● Work task:
This task requires every entry to be set down again exactly.

--- START ---

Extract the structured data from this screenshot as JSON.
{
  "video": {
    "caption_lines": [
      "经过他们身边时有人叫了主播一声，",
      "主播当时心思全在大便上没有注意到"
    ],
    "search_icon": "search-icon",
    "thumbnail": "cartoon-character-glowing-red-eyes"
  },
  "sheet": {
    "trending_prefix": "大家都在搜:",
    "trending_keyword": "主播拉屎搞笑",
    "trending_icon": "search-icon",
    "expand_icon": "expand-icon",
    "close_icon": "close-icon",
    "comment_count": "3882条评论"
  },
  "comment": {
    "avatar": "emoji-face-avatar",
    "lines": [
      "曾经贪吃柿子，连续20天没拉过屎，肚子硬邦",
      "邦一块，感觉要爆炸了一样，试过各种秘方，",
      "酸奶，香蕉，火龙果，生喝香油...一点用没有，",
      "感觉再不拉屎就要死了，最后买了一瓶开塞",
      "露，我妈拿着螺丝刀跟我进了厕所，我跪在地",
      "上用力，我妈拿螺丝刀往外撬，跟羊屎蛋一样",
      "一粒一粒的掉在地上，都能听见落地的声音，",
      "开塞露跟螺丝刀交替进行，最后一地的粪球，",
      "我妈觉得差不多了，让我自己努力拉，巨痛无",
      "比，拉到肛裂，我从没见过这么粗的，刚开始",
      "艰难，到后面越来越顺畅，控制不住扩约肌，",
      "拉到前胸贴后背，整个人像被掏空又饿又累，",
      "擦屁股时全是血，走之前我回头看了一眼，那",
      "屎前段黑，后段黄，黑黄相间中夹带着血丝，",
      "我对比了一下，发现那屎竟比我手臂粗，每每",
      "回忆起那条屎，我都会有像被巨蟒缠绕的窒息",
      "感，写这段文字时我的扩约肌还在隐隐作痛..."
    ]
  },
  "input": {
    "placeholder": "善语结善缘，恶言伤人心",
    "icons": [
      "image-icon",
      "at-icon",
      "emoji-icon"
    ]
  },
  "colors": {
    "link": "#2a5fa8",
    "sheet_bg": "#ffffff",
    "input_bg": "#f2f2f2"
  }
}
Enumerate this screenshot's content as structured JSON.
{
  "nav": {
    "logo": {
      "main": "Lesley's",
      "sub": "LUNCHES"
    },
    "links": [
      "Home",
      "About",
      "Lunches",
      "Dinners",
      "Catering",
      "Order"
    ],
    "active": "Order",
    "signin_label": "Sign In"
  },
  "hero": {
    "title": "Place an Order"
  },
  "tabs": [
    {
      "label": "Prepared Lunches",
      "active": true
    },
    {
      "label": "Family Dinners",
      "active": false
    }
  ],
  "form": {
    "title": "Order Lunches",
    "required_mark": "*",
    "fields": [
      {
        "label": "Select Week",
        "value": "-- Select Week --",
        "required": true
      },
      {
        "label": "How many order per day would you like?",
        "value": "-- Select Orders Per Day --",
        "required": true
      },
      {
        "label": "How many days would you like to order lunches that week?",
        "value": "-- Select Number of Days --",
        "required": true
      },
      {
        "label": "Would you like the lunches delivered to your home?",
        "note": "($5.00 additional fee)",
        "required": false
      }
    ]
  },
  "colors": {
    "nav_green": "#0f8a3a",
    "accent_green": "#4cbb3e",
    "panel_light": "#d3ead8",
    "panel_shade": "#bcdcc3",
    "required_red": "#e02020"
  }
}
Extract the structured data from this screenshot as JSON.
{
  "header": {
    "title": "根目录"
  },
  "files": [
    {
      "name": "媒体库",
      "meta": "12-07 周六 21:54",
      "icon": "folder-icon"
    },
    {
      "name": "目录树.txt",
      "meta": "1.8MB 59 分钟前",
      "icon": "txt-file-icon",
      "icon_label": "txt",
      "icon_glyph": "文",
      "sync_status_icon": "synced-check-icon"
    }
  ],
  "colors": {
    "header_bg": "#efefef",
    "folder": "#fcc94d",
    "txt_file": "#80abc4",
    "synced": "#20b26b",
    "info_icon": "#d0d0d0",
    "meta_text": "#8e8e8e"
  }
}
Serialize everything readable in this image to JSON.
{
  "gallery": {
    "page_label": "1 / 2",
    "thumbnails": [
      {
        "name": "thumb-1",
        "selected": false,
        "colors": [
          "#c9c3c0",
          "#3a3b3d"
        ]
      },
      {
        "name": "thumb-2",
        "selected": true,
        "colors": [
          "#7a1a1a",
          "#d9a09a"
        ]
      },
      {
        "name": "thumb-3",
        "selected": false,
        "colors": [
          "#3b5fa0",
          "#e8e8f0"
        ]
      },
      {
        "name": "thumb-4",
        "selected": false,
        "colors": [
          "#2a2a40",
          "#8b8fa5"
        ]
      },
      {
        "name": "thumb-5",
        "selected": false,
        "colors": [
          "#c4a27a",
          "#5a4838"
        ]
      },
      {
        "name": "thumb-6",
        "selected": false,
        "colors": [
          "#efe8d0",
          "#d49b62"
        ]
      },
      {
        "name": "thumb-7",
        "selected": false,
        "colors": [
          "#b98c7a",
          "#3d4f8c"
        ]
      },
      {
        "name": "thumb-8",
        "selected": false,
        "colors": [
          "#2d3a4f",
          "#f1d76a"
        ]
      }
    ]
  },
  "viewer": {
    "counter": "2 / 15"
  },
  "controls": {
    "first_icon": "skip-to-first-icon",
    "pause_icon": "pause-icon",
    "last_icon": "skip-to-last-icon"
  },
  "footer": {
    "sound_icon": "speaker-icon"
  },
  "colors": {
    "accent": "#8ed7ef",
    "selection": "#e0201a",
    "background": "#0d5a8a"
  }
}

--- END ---

● Exercise response:
Extract the structured data from this screenshot as JSON.
{
  "video": {
    "caption_lines": [
      "经过他们身边时有人叫了主播一声，",
      "主播当时心思全在大便上没有注意到"
    ],
    "search_icon": "search-icon",
    "thumbnail": "cartoon-character-glowing-red-eyes"
  },
  "sheet": {
    "trending_prefix": "大家都在搜:",
    "trending_keyword": "主播拉屎搞笑",
    "trending_icon": "search-icon",
    "expand_icon": "expand-icon",
    "close_icon": "close-icon",
    "comment_count": "3882条评论"
  },
  "comment": {
    "avatar": "emoji-face-avatar",
    "lines": [
      "曾经贪吃柿子，连续20天没拉过屎，肚子硬邦",
      "邦一块，感觉要爆炸了一样，试过各种秘方，",
      "酸奶，香蕉，火龙果，生喝香油...一点用没有，",
      "感觉再不拉屎就要死了，最后买了一瓶开塞",
      "露，我妈拿着螺丝刀跟我进了厕所，我跪在地",
      "上用力，我妈拿螺丝刀往外撬，跟羊屎蛋一样",
      "一粒一粒的掉在地上，都能听见落地的声音，",
      "开塞露跟螺丝刀交替进行，最后一地的粪球，",
      "我妈觉得差不多了，让我自己努力拉，巨痛无",
      "比，拉到肛裂，我从没见过这么粗的，刚开始",
      "艰难，到后面越来越顺畅，控制不住扩约肌，",
      "拉到前胸贴后背，整个人像被掏空又饿又累，",
      "擦屁股时全是血，走之前我回头看了一眼，那",
      "屎前段黑，后段黄，黑黄相间中夹带着血丝，",
      "我对比了一下，发现那屎竟比我手臂粗，每每",
      "回忆起那条屎，我都会有像被巨蟒缠绕的窒息",
      "感，写这段文字时我的扩约肌还在隐隐作痛..."
    ]
  },
  "input": {
    "placeholder": "善语结善缘，恶言伤人心",
    "icons": [
      "image-icon",
      "at-icon",
      "emoji-icon"
    ]
  },
  "colors": {
    "link": "#2a5fa8",
    "sheet_bg": "#ffffff",
    "input_bg": "#f2f2f2"
  }
}
Enumerate this screenshot's content as structured JSON.
{
  "nav": {
    "logo": {
      "main": "Lesley's",
      "sub": "LUNCHES"
    },
    "links": [
      "Home",
      "About",
      "Lunches",
      "Dinners",
      "Catering",
      "Order"
    ],
    "active": "Order",
    "signin_label": "Sign In"
  },
  "hero": {
    "title": "Place an Order"
  },
  "tabs": [
    {
      "label": "Prepared Lunches",
      "active": true
    },
    {
      "label": "Family Dinners",
      "active": false
    }
  ],
  "form": {
    "title": "Order Lunches",
    "required_mark": "*",
    "fields": [
      {
        "label": "Select Week",
        "value": "-- Select Week --",
        "required": true
      },
      {
        "label": "How many order per day would you like?",
        "value": "-- Select Orders Per Day --",
        "required": true
      },
      {
        "label": "How many days would you like to order lunches that week?",
        "value": "-- Select Number of Days --",
        "required": true
      },
      {
        "label": "Would you like the lunches delivered to your home?",
        "note": "($5.00 additional fee)",
        "required": false
      }
    ]
  },
  "colors": {
    "nav_green": "#0f8a3a",
    "accent_green": "#4cbb3e",
    "panel_light": "#d3ead8",
    "panel_shade": "#bcdcc3",
    "required_red": "#e02020"
  }
}
Extract the structured data from this screenshot as JSON.
{
  "header": {
    "title": "根目录"
  },
  "files": [
    {
      "name": "媒体库",
      "meta": "12-07 周六 21:54",
      "icon": "folder-icon"
    },
    {
      "name": "目录树.txt",
      "meta": "1.8MB 59 分钟前",
      "icon": "txt-file-icon",
      "icon_label": "txt",
      "icon_glyph": "文",
      "sync_status_icon": "synced-check-icon"
    }
  ],
  "colors": {
    "header_bg": "#efefef",
    "folder": "#fcc94d",
    "txt_file": "#80abc4",
    "synced": "#20b26b",
    "info_icon": "#d0d0d0",
    "meta_text": "#8e8e8e"
  }
}
Serialize everything readable in this image to JSON.
{
  "gallery": {
    "page_label": "1 / 2",
    "thumbnails": [
      {
        "name": "thumb-1",
        "selected": false,
        "colors": [
          "#c9c3c0",
          "#3a3b3d"
        ]
      },
      {
        "name": "thumb-2",
        "selected": true,
        "colors": [
          "#7a1a1a",
          "#d9a09a"
        ]
      },
      {
        "name": "thumb-3",
        "selected": false,
        "colors": [
          "#3b5fa0",
          "#e8e8f0"
        ]
      },
      {
        "name": "thumb-4",
        "selected": false,
        "colors": [
          "#2a2a40",
          "#8b8fa5"
        ]
      },
      {
        "name": "thumb-5",
        "selected": false,
        "colors": [
          "#c4a27a",
          "#5a4838"
        ]
      },
      {
        "name": "thumb-6",
        "selected": false,
        "colors": [
          "#efe8d0",
          "#d49b62"
        ]
      },
      {
        "name": "thumb-7",
        "selected": false,
        "colors": [
          "#b98c7a",
          "#3d4f8c"
        ]
      },
      {
        "name": "thumb-8",
        "selected": false,
        "colors": [
          "#2d3a4f",
          "#f1d76a"
        ]
      }
    ]
  },
  "viewer": {
    "counter": "2 / 15"
  },
  "controls": {
    "first_icon": "skip-to-first-icon",
    "pause_icon": "pause-icon",
    "last_icon": "skip-to-last-icon"
  },
  "footer": {
    "sound_icon": "speaker-icon"
  },
  "colors": {
    "accent": "#8ed7ef",
    "selection": "#e0201a",
    "background": "#0d5a8a"
  }
}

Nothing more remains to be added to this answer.